  • Be A Good Example
If your "attitude of gratitude" is apparent in your everyday lives, you will be teaching by example and you can expect your children to see the world through your grateful eyes.  This will establish a solid foundation of gratitude for which to build on in the future.  Don't just tell your kids how grateful you are, let them witness your expressing that gratitude to other people.

  • Say It Out Loud and Write It Down
To further cement your good example, have your children develop a daily routine of expression of gratitude.  A Gratitude Journal is an excellent tool and if writing is difficult, then have them tell you three things they are grateful for while you are having dinner or before bedtime.

  • Be Grateful For The Challenges
While it is easy to remember to be grateful when things are good and the flow of abundance is great, a more important time to teach gratefulness is when times are tough.  Start with small things, like being grateful for rain because it feeds the plants and fills the pond, and work your way up to seeing how even the most distressing of situations can often have a positive outcome in the future.  Remember to look back and show your kids how things almost always work out for the best. 

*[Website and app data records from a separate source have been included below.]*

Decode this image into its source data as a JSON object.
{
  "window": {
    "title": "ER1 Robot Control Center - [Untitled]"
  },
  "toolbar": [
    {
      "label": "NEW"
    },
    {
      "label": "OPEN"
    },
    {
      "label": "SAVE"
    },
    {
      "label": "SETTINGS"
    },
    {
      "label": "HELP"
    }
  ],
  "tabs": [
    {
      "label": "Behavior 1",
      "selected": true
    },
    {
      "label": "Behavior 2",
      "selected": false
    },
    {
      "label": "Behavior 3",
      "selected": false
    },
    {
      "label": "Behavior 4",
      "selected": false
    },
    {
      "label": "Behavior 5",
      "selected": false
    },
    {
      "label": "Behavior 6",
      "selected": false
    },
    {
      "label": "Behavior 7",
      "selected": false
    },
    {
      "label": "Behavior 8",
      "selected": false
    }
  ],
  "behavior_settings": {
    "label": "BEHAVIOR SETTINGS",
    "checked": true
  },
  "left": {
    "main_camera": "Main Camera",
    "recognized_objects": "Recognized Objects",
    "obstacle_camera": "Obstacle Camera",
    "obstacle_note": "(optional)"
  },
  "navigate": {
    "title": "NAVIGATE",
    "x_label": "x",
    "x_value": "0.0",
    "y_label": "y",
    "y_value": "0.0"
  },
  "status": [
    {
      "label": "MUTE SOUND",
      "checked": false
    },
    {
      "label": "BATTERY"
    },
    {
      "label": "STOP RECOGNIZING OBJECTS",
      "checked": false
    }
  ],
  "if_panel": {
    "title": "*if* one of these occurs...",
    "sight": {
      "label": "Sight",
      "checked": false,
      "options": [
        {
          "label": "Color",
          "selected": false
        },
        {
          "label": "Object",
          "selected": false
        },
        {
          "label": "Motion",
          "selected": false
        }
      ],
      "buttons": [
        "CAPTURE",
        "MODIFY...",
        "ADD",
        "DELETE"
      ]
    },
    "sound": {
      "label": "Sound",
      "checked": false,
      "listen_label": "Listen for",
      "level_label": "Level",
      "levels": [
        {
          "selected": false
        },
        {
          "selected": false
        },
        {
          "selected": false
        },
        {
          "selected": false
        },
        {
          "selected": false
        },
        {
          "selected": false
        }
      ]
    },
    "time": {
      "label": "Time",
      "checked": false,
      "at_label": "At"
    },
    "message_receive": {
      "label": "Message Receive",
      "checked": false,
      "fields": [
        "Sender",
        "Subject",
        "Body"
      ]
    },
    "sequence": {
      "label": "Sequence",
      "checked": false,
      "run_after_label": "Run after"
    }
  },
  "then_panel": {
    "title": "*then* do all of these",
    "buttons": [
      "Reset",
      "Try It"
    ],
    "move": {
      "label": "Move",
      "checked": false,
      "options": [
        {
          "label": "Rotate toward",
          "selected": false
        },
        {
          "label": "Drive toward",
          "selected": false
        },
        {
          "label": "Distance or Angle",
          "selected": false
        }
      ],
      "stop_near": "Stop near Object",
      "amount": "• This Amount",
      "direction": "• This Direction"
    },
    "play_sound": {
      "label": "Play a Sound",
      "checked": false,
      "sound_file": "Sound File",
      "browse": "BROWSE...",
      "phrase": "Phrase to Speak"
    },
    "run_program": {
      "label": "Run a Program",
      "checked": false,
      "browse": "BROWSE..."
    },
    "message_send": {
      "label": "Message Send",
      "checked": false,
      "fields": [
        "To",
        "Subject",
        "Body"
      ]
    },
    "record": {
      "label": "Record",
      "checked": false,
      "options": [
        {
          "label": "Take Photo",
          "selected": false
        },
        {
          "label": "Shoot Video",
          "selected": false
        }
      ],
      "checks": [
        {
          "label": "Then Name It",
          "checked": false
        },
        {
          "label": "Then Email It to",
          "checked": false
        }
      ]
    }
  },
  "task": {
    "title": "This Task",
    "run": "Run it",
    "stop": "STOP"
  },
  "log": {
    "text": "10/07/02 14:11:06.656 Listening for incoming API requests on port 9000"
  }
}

Because we recognize the benefits of raising grateful kids it is important to remember that it all starts with a loving and nurturing connection with our caregivers.  When a baby is responded to with love and patience, the seeds of gratitude are then planted.  In nurturing that "seed" we will ensure that our children grow to be healthier and happier adults.

Please visit us at Grandrabbit's Toy Shoppe, to learn more about the benefits of toys and play, and how we are dedicated to helping our children grow and thrive.

(This blog was originally published on 12.28.14)

Imagination Will Get You Everywhere

The next time your child approaches you wearing a crazy get-up and proclaiming themselves to be "Captain Of The Universe," take a moment to appreciate them and their creation.  By joining them in their pretend world, even for just a few moments, will give your child a confidence and self-esteem boost!  You will recognize this when your child "lights up," becoming more animated and expressive.  Their delight will be easy to recognize.  For the child, your participation gives them complete control of their world, when so often they feel like everyone else holds that power.

You can also encourage imaginative play by using toys that help your child create an alternate persona.  Toys like doctor kits, pretend kitchens with faux food, costumes or "stores" with pretend cash registers and money/credit cards.  Musical instruments are excellent for pretend play while also providing the child the benefit of making and manipulating sounds.

There are three very good reasons why an investment today in your child's imaginative play will bring a great return on that investment in the future.
  • Development Of Language
One of the best things about pretending to be someone other than themselves is that it gives the child an opportunity to express that character verbally with words and language they wouldn't normally use.  This brings more sense to their world and understanding of how the adults relate to each other.
  • Social Skills
Imaginative play with their peers offers the child an opportunity to "practice" how they relate to others.  Sharing is a natural behavior in this type of play and it gives us the opportunity to teach empathy skills and cooperation as well.
  • Enhancing Imagination
Using your imagination is not only fun but it is also essential to a happy and fulfilling life.  If we did not have people with great imaginations, we would not build rocket ships to journey into space or make new scientific breakthroughs.  Imagination offers us the chance to build a better world.
So the next time your child runs past you with a shield made from a colander and a sword made from a stick, grab a sheet and tie it around your neck and join your child in vanquishing the dragons from the backyard.  Your child will benefit in many ways and you will probably experience an uptick in your own self-esteem as a bonus.

“Logic will get you from A to Z; imagination will get you everywhere.” 

For toy ideas that will bring out the super hero in your child, visit our website or give one of our toy guides a call at 303-443-0780. 

(This blog was originally published 12.14.14)